On top of that, the ESG market is predicted to experience a compound annual growth rate of 16% in the next five years, which is remarkably fast growth. To put that into perspective, at this rate, ESG-mandated assets could make up as much as half of all managed assets in the United States by 2025. 

Comparing SUSA and SPY
One of the oldest ESG funds, SUSA keeping pace and outperforming the S&P 500.

Some policy changes in the first half of 2021 are also making it likely that ESG funds are going to become even more popular. For example, the Biden administration Department of Labor made it easier to invest in ESG funds in a 401k in March of 2021.

Of course, ESG investing isn’t without its flaws and drawbacks. We’re still in the early days of this phenomenon—and the criteria used to measure positive change are still not perfect and standardized. Greenwashing is still a problem—with many companies using the veneer of sustainability to generate a positive image while doing little in the way of actual progress.

However, the ball is rolling—and there will be no stopping it. Investor priorities have changed—and with ethics and environmental concerns making such a huge entrance into the world of investing, it’s unlikely that ESG investing will see anything other than rapid growth and expansion in the years and decades to come.

Conclusion 🏁

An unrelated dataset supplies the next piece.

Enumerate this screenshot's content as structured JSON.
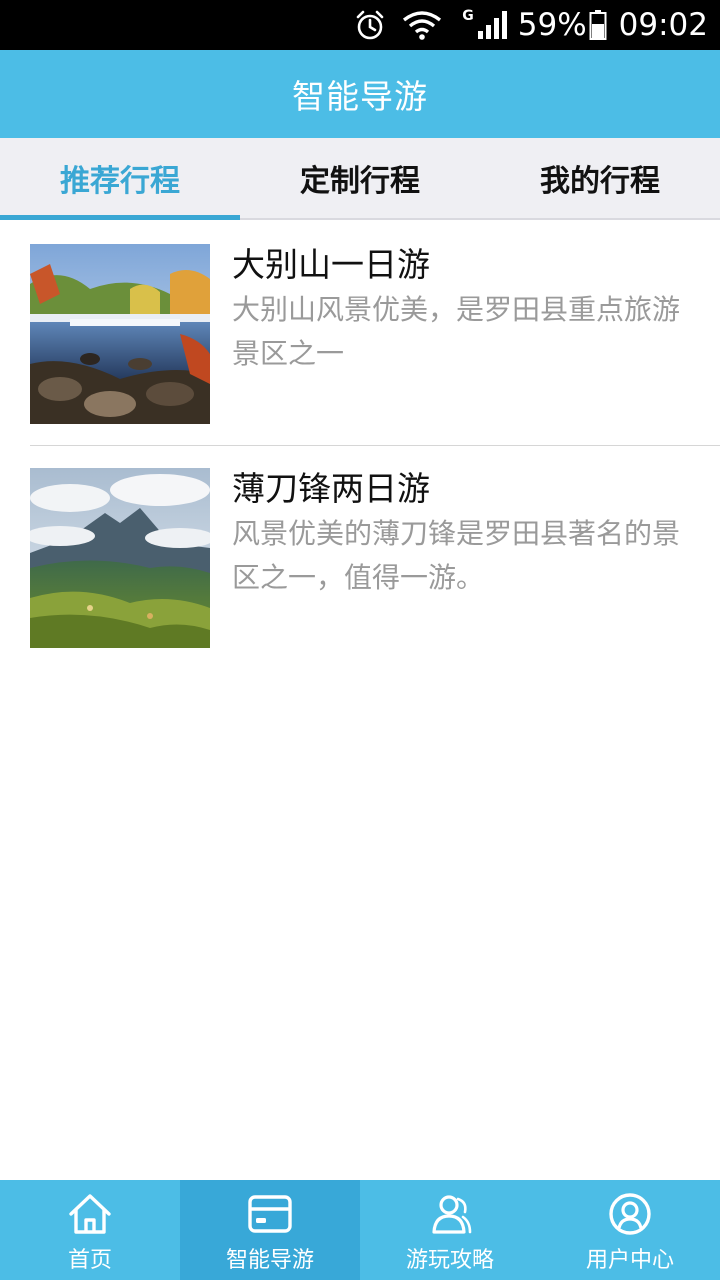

So there you have it—and congratulations for making it to the end. ESG investing is an interesting topic—and it has a noble cause in trying to unite good morals with good business. Environmental, social, and ethical issues have an effect on each and every one of us—shareholders or not.

ESG investing is still gaining steam—but there’s no doubt that it will be a huge industry in five years’ time. Knowing the ins and outs of the criteria that businesses will have to meet ahead of time will give you a huge advantage over the competition—and will help you meet your financial goals in the future.

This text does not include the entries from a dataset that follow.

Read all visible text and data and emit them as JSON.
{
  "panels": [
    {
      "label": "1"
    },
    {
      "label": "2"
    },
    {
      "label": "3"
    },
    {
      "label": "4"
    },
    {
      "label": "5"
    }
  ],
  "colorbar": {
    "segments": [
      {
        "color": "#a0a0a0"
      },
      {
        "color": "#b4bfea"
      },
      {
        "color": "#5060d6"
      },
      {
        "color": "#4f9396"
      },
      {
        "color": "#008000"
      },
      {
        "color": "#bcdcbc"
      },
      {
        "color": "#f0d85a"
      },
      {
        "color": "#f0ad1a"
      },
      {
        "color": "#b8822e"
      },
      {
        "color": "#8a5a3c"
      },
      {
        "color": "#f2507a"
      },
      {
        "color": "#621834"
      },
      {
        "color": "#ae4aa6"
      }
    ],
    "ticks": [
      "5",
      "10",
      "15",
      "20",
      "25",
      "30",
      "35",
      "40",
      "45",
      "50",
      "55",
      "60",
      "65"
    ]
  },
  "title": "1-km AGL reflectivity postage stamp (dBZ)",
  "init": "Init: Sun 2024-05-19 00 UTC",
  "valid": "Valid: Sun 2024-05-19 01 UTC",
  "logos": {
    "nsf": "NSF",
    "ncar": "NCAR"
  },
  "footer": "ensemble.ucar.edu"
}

ESG Investing: FAQs

  • What Are ESG Funds?

    ESG funds are funds that screen the investments within them for environmental, social, and corporate governance factors to make sure that the businesses they invest in are both healthy and ethical.

  • What Companies Use ESG?

    Too many companies to count use ESG factors—after all, a good score is positive PR. However, to find which companies actually take ESG seriously, look at the companies that have the best ESG scores.

  • Is Tesla an ESG?

    Yes—Tesla is an ESG investment according to the S&P 500 ESG index.

  • Is Amazon an ESG?

    Most rating sources give Amazon low scores on various ESG metrics, so Amazon cannot be considered an ESG investment.

Get Started with a Stock Broker

Fees
Commissions

$0

$0

Minimum initial deposit

TS Select: $2,000

TS GO: $0

$0

Account minimum

$0

$0

General
Best for

Active options and penny stock trading

New investors

Highlight

Powerful tools for professionals

Value-based investing

Promotion

$5 bonus¹

Rating
Fees
Commissions

$0

$1, $2, or $3/month

Minimum initial deposit

$0

$0 to open account

Account minimum

$0

$5 required to start investing

General
Best for

New investors

People who struggle to save

Highlight

Value-based investing

“Invest spare change” feature

Promotion

$5 bonus¹

Rating
Fees

Commissions

$0

$0

$1, $2, or $3/month

Minimum initial deposit

TS Select: $2,000

TS GO: $0

$0

$0 to open account

Account minimum

$0

$0

$5 required to start investing

General

Best for

Active options and penny stock trading

New investors

People who struggle to save

Highlight

Powerful tools for professionals

Value-based investing

“Invest spare change” feature

Promotion

$5 bonus¹

All reviews, research, news and assessments of any kind on The Tokenist are compiled using a strict editorial review process by our editorial team. Neither our writers nor our editors receive direct compensation of any kind to publish information on tokenist.com. Our company, Tokenist Media LLC, is community supported and may receive a small commission when you purchase products or services through links on our website. Click here for a full list of our partners and an in-depth explanation on how we get paid.

Cookies & Privacy

The Tokenist uses cookies to provide you with a great experience and enables you to enjoy all the functionality of the site.